=== Section Start ===

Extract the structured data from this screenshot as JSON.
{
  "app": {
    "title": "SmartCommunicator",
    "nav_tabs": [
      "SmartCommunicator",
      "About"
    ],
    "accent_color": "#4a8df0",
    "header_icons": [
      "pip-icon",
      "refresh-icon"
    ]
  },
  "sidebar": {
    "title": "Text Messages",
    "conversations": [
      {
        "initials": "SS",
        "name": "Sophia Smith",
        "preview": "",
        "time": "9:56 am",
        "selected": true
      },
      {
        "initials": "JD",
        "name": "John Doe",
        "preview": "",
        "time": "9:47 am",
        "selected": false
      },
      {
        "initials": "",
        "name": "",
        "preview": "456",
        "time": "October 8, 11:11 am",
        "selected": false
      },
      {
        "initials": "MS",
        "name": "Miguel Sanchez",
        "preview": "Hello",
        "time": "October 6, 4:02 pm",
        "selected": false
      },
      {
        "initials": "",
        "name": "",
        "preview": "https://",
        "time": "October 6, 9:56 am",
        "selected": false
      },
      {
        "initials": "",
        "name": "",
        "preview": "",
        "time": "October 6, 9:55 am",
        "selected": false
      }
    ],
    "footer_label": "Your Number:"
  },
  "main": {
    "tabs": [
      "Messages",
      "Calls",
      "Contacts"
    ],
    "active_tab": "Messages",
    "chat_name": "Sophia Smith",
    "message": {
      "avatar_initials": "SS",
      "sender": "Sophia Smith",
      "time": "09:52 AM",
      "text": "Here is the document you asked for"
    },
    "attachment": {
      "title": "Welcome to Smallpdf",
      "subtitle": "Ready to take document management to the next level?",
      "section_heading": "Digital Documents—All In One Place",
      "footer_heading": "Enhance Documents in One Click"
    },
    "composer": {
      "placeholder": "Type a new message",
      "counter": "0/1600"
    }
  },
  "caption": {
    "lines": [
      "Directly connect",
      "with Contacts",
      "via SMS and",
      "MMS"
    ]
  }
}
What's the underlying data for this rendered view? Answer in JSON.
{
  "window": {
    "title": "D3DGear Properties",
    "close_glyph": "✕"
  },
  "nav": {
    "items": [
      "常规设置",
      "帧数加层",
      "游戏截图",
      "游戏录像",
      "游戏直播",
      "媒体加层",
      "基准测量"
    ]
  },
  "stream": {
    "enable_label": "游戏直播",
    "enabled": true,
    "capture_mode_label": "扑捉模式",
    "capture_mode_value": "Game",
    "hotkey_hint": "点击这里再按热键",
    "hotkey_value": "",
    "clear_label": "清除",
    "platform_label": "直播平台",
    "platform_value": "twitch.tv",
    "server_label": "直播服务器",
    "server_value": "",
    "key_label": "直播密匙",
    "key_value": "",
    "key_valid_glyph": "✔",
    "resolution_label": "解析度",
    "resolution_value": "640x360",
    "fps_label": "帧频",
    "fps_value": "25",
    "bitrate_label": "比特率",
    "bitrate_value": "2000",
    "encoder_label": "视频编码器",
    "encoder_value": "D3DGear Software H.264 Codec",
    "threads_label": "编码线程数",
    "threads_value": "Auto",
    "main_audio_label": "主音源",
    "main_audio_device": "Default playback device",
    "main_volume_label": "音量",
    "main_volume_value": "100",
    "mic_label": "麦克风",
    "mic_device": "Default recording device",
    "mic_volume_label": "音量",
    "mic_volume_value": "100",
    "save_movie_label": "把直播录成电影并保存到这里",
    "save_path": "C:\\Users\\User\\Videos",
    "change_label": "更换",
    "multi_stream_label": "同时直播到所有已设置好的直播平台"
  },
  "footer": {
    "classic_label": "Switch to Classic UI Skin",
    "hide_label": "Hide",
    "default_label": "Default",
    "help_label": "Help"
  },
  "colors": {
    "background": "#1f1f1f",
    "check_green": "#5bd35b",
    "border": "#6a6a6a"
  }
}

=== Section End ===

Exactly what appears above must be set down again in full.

Response area »
Extract the structured data from this screenshot as JSON.
{
  "app": {
    "title": "SmartCommunicator",
    "nav_tabs": [
      "SmartCommunicator",
      "About"
    ],
    "accent_color": "#4a8df0",
    "header_icons": [
      "pip-icon",
      "refresh-icon"
    ]
  },
  "sidebar": {
    "title": "Text Messages",
    "conversations": [
      {
        "initials": "SS",
        "name": "Sophia Smith",
        "preview": "",
        "time": "9:56 am",
        "selected": true
      },
      {
        "initials": "JD",
        "name": "John Doe",
        "preview": "",
        "time": "9:47 am",
        "selected": false
      },
      {
        "initials": "",
        "name": "",
        "preview": "456",
        "time": "October 8, 11:11 am",
        "selected": false
      },
      {
        "initials": "MS",
        "name": "Miguel Sanchez",
        "preview": "Hello",
        "time": "October 6, 4:02 pm",
        "selected": false
      },
      {
        "initials": "",
        "name": "",
        "preview": "https://",
        "time": "October 6, 9:56 am",
        "selected": false
      },
      {
        "initials": "",
        "name": "",
        "preview": "",
        "time": "October 6, 9:55 am",
        "selected": false
      }
    ],
    "footer_label": "Your Number:"
  },
  "main": {
    "tabs": [
      "Messages",
      "Calls",
      "Contacts"
    ],
    "active_tab": "Messages",
    "chat_name": "Sophia Smith",
    "message": {
      "avatar_initials": "SS",
      "sender": "Sophia Smith",
      "time": "09:52 AM",
      "text": "Here is the document you asked for"
    },
    "attachment": {
      "title": "Welcome to Smallpdf",
      "subtitle": "Ready to take document management to the next level?",
      "section_heading": "Digital Documents—All In One Place",
      "footer_heading": "Enhance Documents in One Click"
    },
    "composer": {
      "placeholder": "Type a new message",
      "counter": "0/1600"
    }
  },
  "caption": {
    "lines": [
      "Directly connect",
      "with Contacts",
      "via SMS and",
      "MMS"
    ]
  }
}
What's the underlying data for this rendered view? Answer in JSON.
{
  "window": {
    "title": "D3DGear Properties",
    "close_glyph": "✕"
  },
  "nav": {
    "items": [
      "常规设置",
      "帧数加层",
      "游戏截图",
      "游戏录像",
      "游戏直播",
      "媒体加层",
      "基准测量"
    ]
  },
  "stream": {
    "enable_label": "游戏直播",
    "enabled": true,
    "capture_mode_label": "扑捉模式",
    "capture_mode_value": "Game",
    "hotkey_hint": "点击这里再按热键",
    "hotkey_value": "",
    "clear_label": "清除",
    "platform_label": "直播平台",
    "platform_value": "twitch.tv",
    "server_label": "直播服务器",
    "server_value": "",
    "key_label": "直播密匙",
    "key_value": "",
    "key_valid_glyph": "✔",
    "resolution_label": "解析度",
    "resolution_value": "640x360",
    "fps_label": "帧频",
    "fps_value": "25",
    "bitrate_label": "比特率",
    "bitrate_value": "2000",
    "encoder_label": "视频编码器",
    "encoder_value": "D3DGear Software H.264 Codec",
    "threads_label": "编码线程数",
    "threads_value": "Auto",
    "main_audio_label": "主音源",
    "main_audio_device": "Default playback device",
    "main_volume_label": "音量",
    "main_volume_value": "100",
    "mic_label": "麦克风",
    "mic_device": "Default recording device",
    "mic_volume_label": "音量",
    "mic_volume_value": "100",
    "save_movie_label": "把直播录成电影并保存到这里",
    "save_path": "C:\\Users\\User\\Videos",
    "change_label": "更换",
    "multi_stream_label": "同时直播到所有已设置好的直播平台"
  },
  "footer": {
    "classic_label": "Switch to Classic UI Skin",
    "hide_label": "Hide",
    "default_label": "Default",
    "help_label": "Help"
  },
  "colors": {
    "background": "#1f1f1f",
    "check_green": "#5bd35b",
    "border": "#6a6a6a"
  }
}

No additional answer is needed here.